Occasionally, guests will present their own features on the show. Examples include:

  • "Harris' Foam/Phone Corner", in which Harris Wittels recited jokes, text-messaged to himself, which were deemed unworthy of his stand-up performances, and was ridiculed for his efforts.
  • "New No-Nos", in which Paul Rust makes up new rules for life and the world; which he refers to as New No-Nos. Nearly every new rule is a ridiculous idea that can already be accomplished without consequence.
  • "The Solo Bolo Olympic Song Challenge", in which Ben Schwartz and Scott sing a myriad of different songs, jingles, and show-tunes, with minimal regard to pitch and rhythm. They ostensibly attempt to seamlessly transition between songs that have some sort of connection to one another. These connections can include being by the same artist, including the same word, or in many cases, having absolutely no relation.
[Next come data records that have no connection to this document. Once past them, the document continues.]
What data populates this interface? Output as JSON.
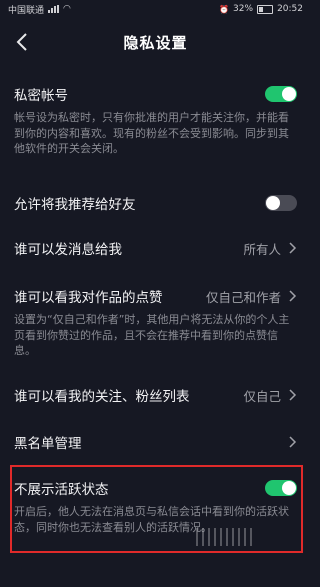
{
  "status_bar": {
    "carrier": "中国联通",
    "battery": "32%",
    "time": "20:52"
  },
  "header": {
    "title": "隐私设置",
    "back_icon": "back-arrow-icon"
  },
  "settings": {
    "private_account": {
      "label": "私密帐号",
      "description": "帐号设为私密时，只有你批准的用户才能关注你，并能看到你的内容和喜欢。现有的粉丝不会受到影响。同步到其他软件的开关会关闭。",
      "toggle": "on"
    },
    "recommend_to_friends": {
      "label": "允许将我推荐给好友",
      "toggle": "off"
    },
    "who_can_message": {
      "label": "谁可以发消息给我",
      "value": "所有人"
    },
    "who_can_see_likes": {
      "label": "谁可以看我对作品的点赞",
      "value": "仅自己和作者",
      "description": "设置为“仅自己和作者”时，其他用户将无法从你的个人主页看到你赞过的作品，且不会在推荐中看到你的点赞信息。"
    },
    "who_can_see_follows": {
      "label": "谁可以看我的关注、粉丝列表",
      "value": "仅自己"
    },
    "blacklist": {
      "label": "黑名单管理"
    },
    "hide_active_status": {
      "label": "不展示活跃状态",
      "description": "开启后，他人无法在消息页与私信会话中看到你的活跃状态，同时你也无法查看别人的活跃情况。",
      "toggle": "on"
    }
  },
  "colors": {
    "background": "#161823",
    "toggle_on": "#20c56f",
    "highlight_border": "#e02a2a"
  }
}
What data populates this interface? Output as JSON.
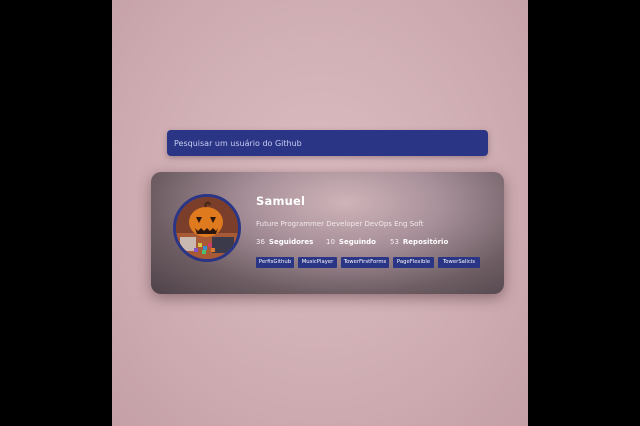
{
  "search": {
    "placeholder": "Pesquisar um usuário do Github"
  },
  "profile": {
    "name": "Samuel",
    "bio": "Future Programmer Developer DevOps Eng Soft",
    "stats": {
      "followers_count": "36",
      "followers_label": "Seguidores",
      "following_count": "10",
      "following_label": "Seguindo",
      "repos_count": "53",
      "repos_label": "Repositório"
    },
    "repos": [
      "PerfisGithub",
      "MusicPlayer",
      "TowerFirstForms",
      "PageFlexible",
      "TowerSalicis"
    ]
  },
  "colors": {
    "accent": "#2a3585",
    "page_background": "#d2b1b6",
    "side_bars": "#000000"
  },
  "icons": {
    "avatar": "pumpkin-head-avatar"
  }
}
"Often strange, consistently hilarious, always unpredictable." – Entertainment Weekly[5]

"One of the 10 Best Comedy Podcasts Of The Moment...never strays far from a laugh." – Rolling Stone[6]

GQ has praised the show, calling it in 2010 "one of the preeminent places to hear not only the stalwarts of stand-up... but also lesser known comics, like Natasha Leggero, Chelsea Peretti, and Brett Gelman."[7]
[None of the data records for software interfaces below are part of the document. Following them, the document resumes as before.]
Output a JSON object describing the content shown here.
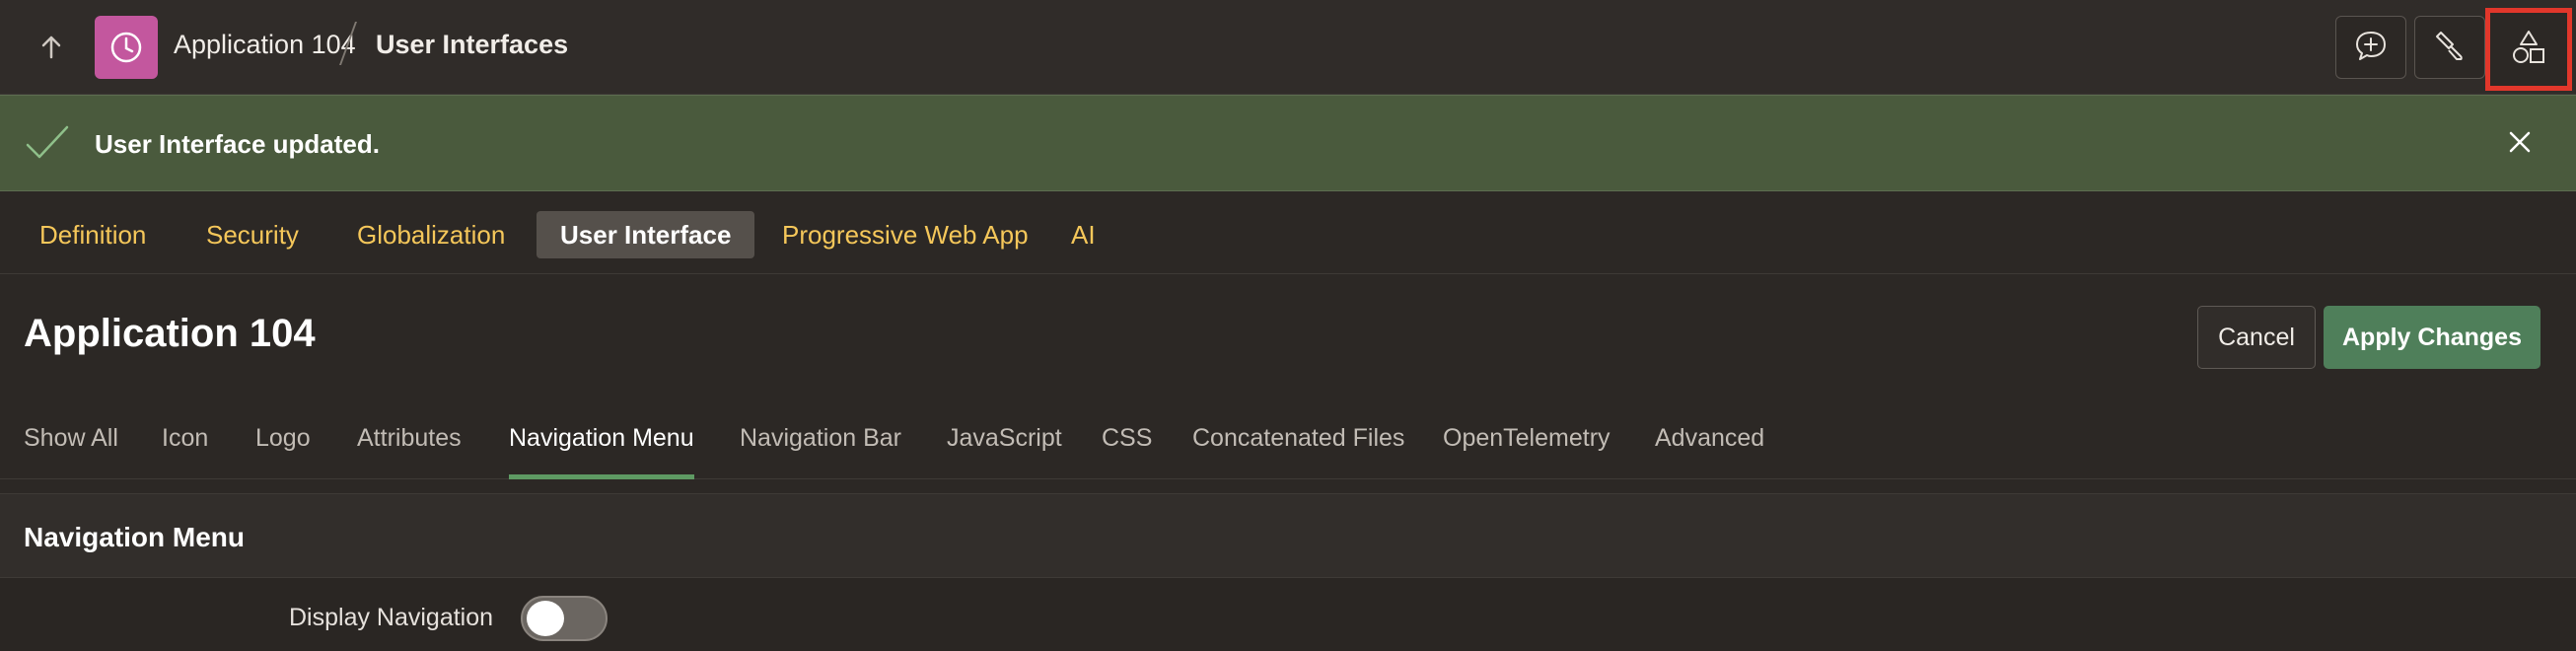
{
  "header": {
    "app_crumb": "Application 104",
    "current_crumb": "User Interfaces",
    "icons": [
      "up-arrow-icon",
      "app-logo-icon",
      "comment-add-icon",
      "brush-icon",
      "shapes-icon"
    ]
  },
  "banner": {
    "message": "User Interface updated.",
    "color": "#4a5a3d"
  },
  "main_tabs": [
    {
      "label": "Definition"
    },
    {
      "label": "Security"
    },
    {
      "label": "Globalization"
    },
    {
      "label": "User Interface",
      "active": true
    },
    {
      "label": "Progressive Web App"
    },
    {
      "label": "AI"
    }
  ],
  "page": {
    "title": "Application 104",
    "cancel_label": "Cancel",
    "apply_label": "Apply Changes"
  },
  "sub_tabs": [
    {
      "label": "Show All"
    },
    {
      "label": "Icon"
    },
    {
      "label": "Logo"
    },
    {
      "label": "Attributes"
    },
    {
      "label": "Navigation Menu",
      "active": true
    },
    {
      "label": "Navigation Bar"
    },
    {
      "label": "JavaScript"
    },
    {
      "label": "CSS"
    },
    {
      "label": "Concatenated Files"
    },
    {
      "label": "OpenTelemetry"
    },
    {
      "label": "Advanced"
    }
  ],
  "region": {
    "title": "Navigation Menu",
    "display_navigation_label": "Display Navigation",
    "display_navigation_value": false
  },
  "colors": {
    "accent_link": "#f5c75a",
    "apply_button": "#4f7f5a",
    "highlight_box": "#e2372b",
    "app_icon": "#c3579e"
  }
}
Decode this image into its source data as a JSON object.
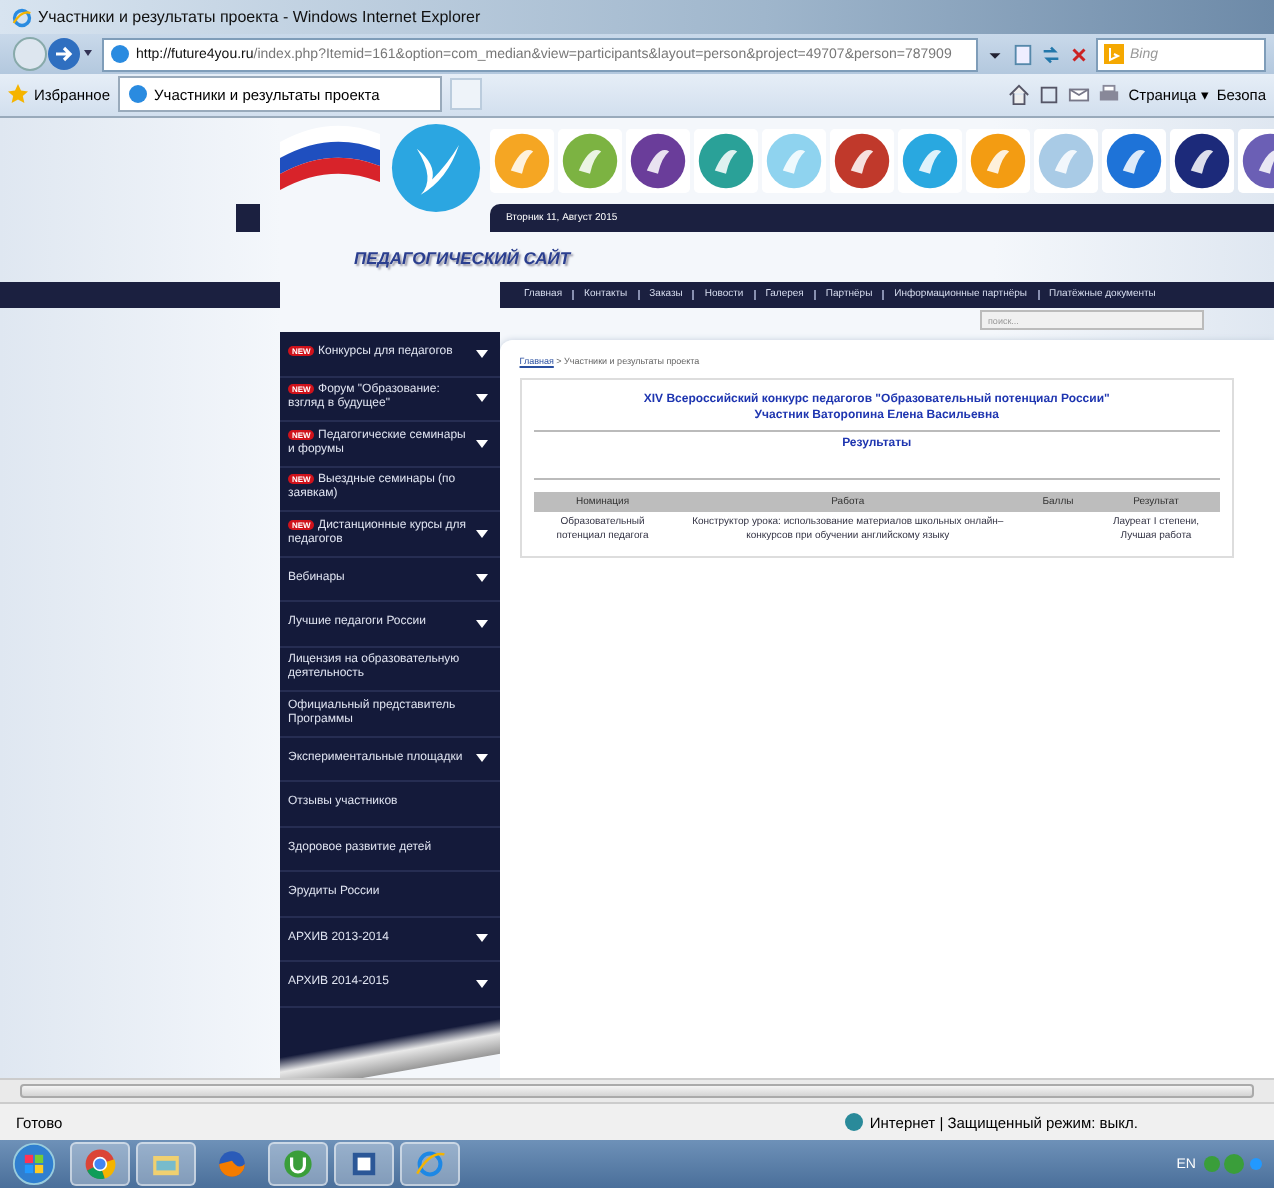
{
  "window": {
    "title": "Участники и результаты проекта - Windows Internet Explorer"
  },
  "address_bar": {
    "url_host": "http://future4you.ru",
    "url_path": "/index.php?Itemid=161&option=com_median&view=participants&layout=person&project=49707&person=787909",
    "search_placeholder": "Bing"
  },
  "favorites_bar": {
    "favorites_label": "Избранное",
    "tab_title": "Участники и результаты проекта",
    "page_menu": "Страница ▾",
    "safety_menu": "Безопа"
  },
  "site": {
    "date": "Вторник 11, Август 2015",
    "title": "ПЕДАГОГИЧЕСКИЙ САЙТ",
    "project_icons": [
      {
        "color": "#f5a623"
      },
      {
        "color": "#7cb342"
      },
      {
        "color": "#6a3d9a"
      },
      {
        "color": "#2aa198"
      },
      {
        "color": "#8fd3ef"
      },
      {
        "color": "#c0392b"
      },
      {
        "color": "#29a8e0"
      },
      {
        "color": "#f39c12"
      },
      {
        "color": "#a9cbe6"
      },
      {
        "color": "#1e73d8"
      },
      {
        "color": "#1c2a7a"
      },
      {
        "color": "#6b5fb5"
      }
    ],
    "nav": [
      "Главная",
      "Контакты",
      "Заказы",
      "Новости",
      "Галерея",
      "Партнёры",
      "Информационные партнёры",
      "Платёжные документы"
    ],
    "search_placeholder": "поиск...",
    "sidebar": [
      {
        "label": "Конкурсы для педагогов",
        "badge": "NEW",
        "has_submenu": true
      },
      {
        "label": "Форум \"Образование: взгляд в будущее\"",
        "badge": "NEW",
        "has_submenu": true
      },
      {
        "label": "Педагогические семинары и форумы",
        "badge": "NEW",
        "has_submenu": true
      },
      {
        "label": "Выездные семинары (по заявкам)",
        "badge": "NEW",
        "has_submenu": false
      },
      {
        "label": "Дистанционные курсы для педагогов",
        "badge": "NEW",
        "has_submenu": true
      },
      {
        "label": "Вебинары",
        "has_submenu": true
      },
      {
        "label": "Лучшие педагоги России",
        "has_submenu": true
      },
      {
        "label": "Лицензия на образовательную деятельность",
        "has_submenu": false
      },
      {
        "label": "Официальный представитель Программы",
        "has_submenu": false
      },
      {
        "label": "Экспериментальные площадки",
        "has_submenu": true
      },
      {
        "label": "Отзывы участников",
        "has_submenu": false
      },
      {
        "label": "Здоровое развитие детей",
        "has_submenu": false
      },
      {
        "label": "Эрудиты России",
        "has_submenu": false
      },
      {
        "label": "АРХИВ 2013-2014",
        "has_submenu": true
      },
      {
        "label": "АРХИВ 2014-2015",
        "has_submenu": true
      }
    ],
    "breadcrumb": {
      "home": "Главная",
      "current": "> Участники и результаты проекта"
    },
    "contest_title": "XIV Всероссийский конкурс педагогов \"Образовательный потенциал России\"",
    "participant": "Участник Ваторопина Елена Васильевна",
    "results_heading": "Результаты",
    "table": {
      "columns": [
        "Номинация",
        "Работа",
        "Баллы",
        "Результат"
      ],
      "rows": [
        {
          "nomination": "Образовательный потенциал педагога",
          "work": "Конструктор урока: использование материалов школьных онлайн–конкурсов при обучении английскому языку",
          "result": "Лауреат I степени, Лучшая работа"
        }
      ]
    }
  },
  "status_bar": {
    "status": "Готово",
    "zone": "Интернет | Защищенный режим: выкл."
  },
  "taskbar": {
    "apps": [
      {
        "kind": "chrome",
        "running": true
      },
      {
        "kind": "folder",
        "running": true
      },
      {
        "kind": "firefox",
        "running": false
      },
      {
        "kind": "utorrent",
        "running": true
      },
      {
        "kind": "word",
        "running": true
      },
      {
        "kind": "ie",
        "running": true
      }
    ],
    "language": "EN"
  }
}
The A.V. Club says "The guests are routinely top-notch, the show has a de facto company of ace improvisers enlivening each episode, and Scott Aukerman is a gleefully indulgent host", also saying "For comedy fans, Comedy Bang Bang is essential listening." It frequently appears in the Podmass column, highlighting the best podcasts of each week,[8] and the website named Comedy Bang! Bang! the best podcast of 2013.[9]

"It's perhaps the easiest show to single out as a juggernaut; the podcast is ten years in with over 600 episodes, a testament to creator Scott Aukerman's unparalleled collaboration prowess." — Vulture[10]
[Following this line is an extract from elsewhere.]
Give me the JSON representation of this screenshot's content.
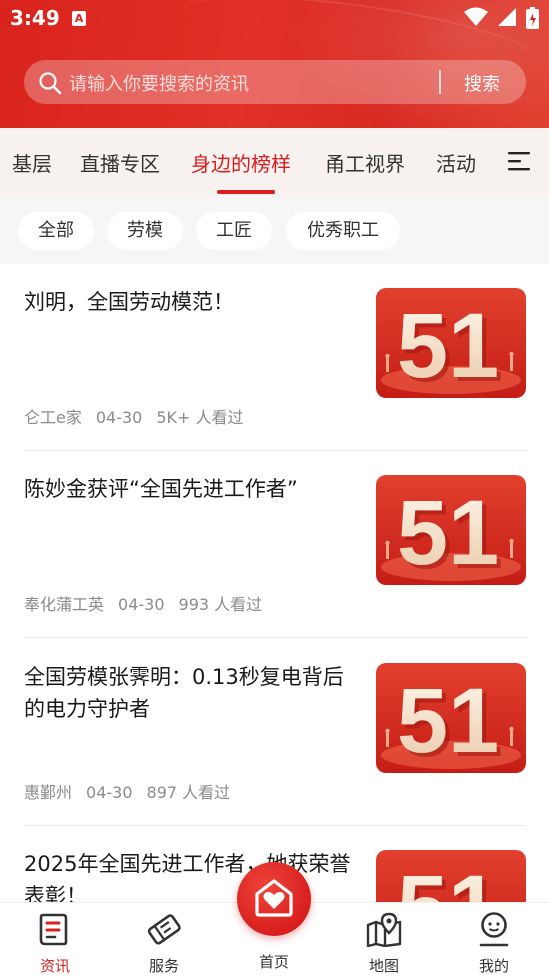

The show won in the Comedy category at the 2015 and 2017 Academy of Podcasters Awards.[11]

See also[edit]


  • a The "Closing Up the Plugbag" closing theme (the Ken Marino, Steve Agee & Casey Wilson version used from 2012 to 2015) featured a growing number of ending tags by Adam Pally, Brendon Small and Paul F. Tompkins.
  • a Since 2016, Ben Schwartz and sometimes Horatio Sanz have recording a new "Closing Up the Plugbag" theme during the first episode each year. That theme (or a remix created by a listener) is then used for the rest of the year. It has occasionally included audio contributions from Jason Mantzoukas, expressing his disdain for the closing theme as it occurs.


  1. ^ a b A Special Thing Forums: "Comedy Death-Ray Radio starts today!"
  2. ^ ColdTowne Theater Blog: "THIS JUST IN! COMEDY DEATH RAY INVADES COLDTOWNE." Archived March 1, 2010, at the Wayback Machine
  3. ^ "These Times They Are A-Changin'". Earwolf. Archived from the original on August 30, 2013. Retrieved July 13, 2013.
  4. ^ Newman, Jason (January 30, 2014). "Red Hot Chili Peppers Parody Song Fools Everyone". Rolling Stone. Archived from the original on April 22, 2016. Retrieved April 22, 2016.
  5. ^ Rottenberg, Josh (June 23, 2011). "Comedy podcasts are booming. What are some of your favorites?". Entertainment Weekly. Archived from the original on January 18, 2015. Retrieved April 22, 2016.
  6. ^ Berkowitz, Joe (April 6, 2011). "The 10 Best Comedy Podcasts of the Moment". Rolling Stone. Archived from the original on July 21, 2018. Retrieved August 6, 2018.
  7. ^ "Listen to This! Comedy Death-Ray Radio". GQ. January 29, 2010. Archived from the original on April 4, 2015. Retrieved April 22, 2016.
  8. ^ "Podmass' best podcasts of 2011". The A.V. Club. December 30, 2011. Archived from the original on October 28, 2013. Retrieved April 22, 2016.
  9. ^ "The best podcasts of 2013". The A.V. Club. December 4, 2013. Archived from the original on January 8, 2016. Retrieved January 20, 2016.
  10. ^ James, Becca (October 3, 2019). "The 10 Essential Comedy Podcasts That Shaped the Genre". Vulture. Archived from the original on October 7, 2019. Retrieved October 4, 2019.
  11. ^ "Academy of Podcasters: Past Winners". Academy of Podcasters. Archived from the original on October 3, 2017.

External links[edit]